[Exercise aim]:
Would you repeat the entries below exactly and omit the pictures?

[Website and app data records]
_ _ _ _ _ _ _
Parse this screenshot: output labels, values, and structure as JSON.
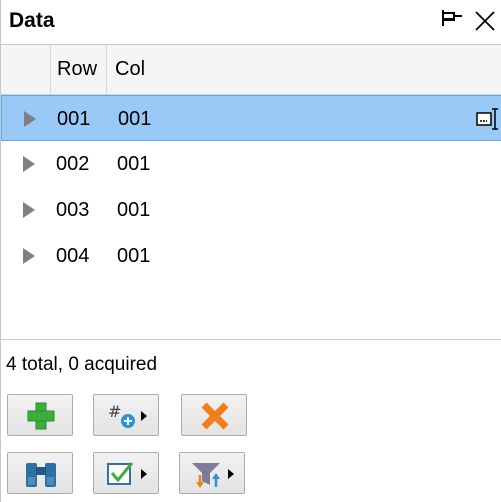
{
  "panel": {
    "title": "Data"
  },
  "grid": {
    "columns": [
      "Row",
      "Col"
    ],
    "rows": [
      {
        "row": "001",
        "col": "001",
        "selected": true
      },
      {
        "row": "002",
        "col": "001",
        "selected": false
      },
      {
        "row": "003",
        "col": "001",
        "selected": false
      },
      {
        "row": "004",
        "col": "001",
        "selected": false
      }
    ]
  },
  "status": {
    "text": "4 total, 0 acquired"
  },
  "toolbar": {
    "buttons": [
      {
        "name": "add-button",
        "icon": "plus-icon"
      },
      {
        "name": "add-numbered-dropdown-button",
        "icon": "hash-plus-icon"
      },
      {
        "name": "delete-button",
        "icon": "x-icon"
      },
      {
        "name": "find-button",
        "icon": "binoculars-icon"
      },
      {
        "name": "check-dropdown-button",
        "icon": "checkbox-icon"
      },
      {
        "name": "filter-sort-dropdown-button",
        "icon": "filter-sort-icon"
      }
    ]
  },
  "colors": {
    "selection": "#98c9f7",
    "selection_border": "#5fa8ee",
    "add_green": "#3cae3c",
    "delete_orange": "#f07f1a"
  }
}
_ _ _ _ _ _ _
[The answer]:
Parse this screenshot: output labels, values, and structure as JSON.
{
  "panel": {
    "title": "Data"
  },
  "grid": {
    "columns": [
      "Row",
      "Col"
    ],
    "rows": [
      {
        "row": "001",
        "col": "001",
        "selected": true
      },
      {
        "row": "002",
        "col": "001",
        "selected": false
      },
      {
        "row": "003",
        "col": "001",
        "selected": false
      },
      {
        "row": "004",
        "col": "001",
        "selected": false
      }
    ]
  },
  "status": {
    "text": "4 total, 0 acquired"
  },
  "toolbar": {
    "buttons": [
      {
        "name": "add-button",
        "icon": "plus-icon"
      },
      {
        "name": "add-numbered-dropdown-button",
        "icon": "hash-plus-icon"
      },
      {
        "name": "delete-button",
        "icon": "x-icon"
      },
      {
        "name": "find-button",
        "icon": "binoculars-icon"
      },
      {
        "name": "check-dropdown-button",
        "icon": "checkbox-icon"
      },
      {
        "name": "filter-sort-dropdown-button",
        "icon": "filter-sort-icon"
      }
    ]
  },
  "colors": {
    "selection": "#98c9f7",
    "selection_border": "#5fa8ee",
    "add_green": "#3cae3c",
    "delete_orange": "#f07f1a"
  }
}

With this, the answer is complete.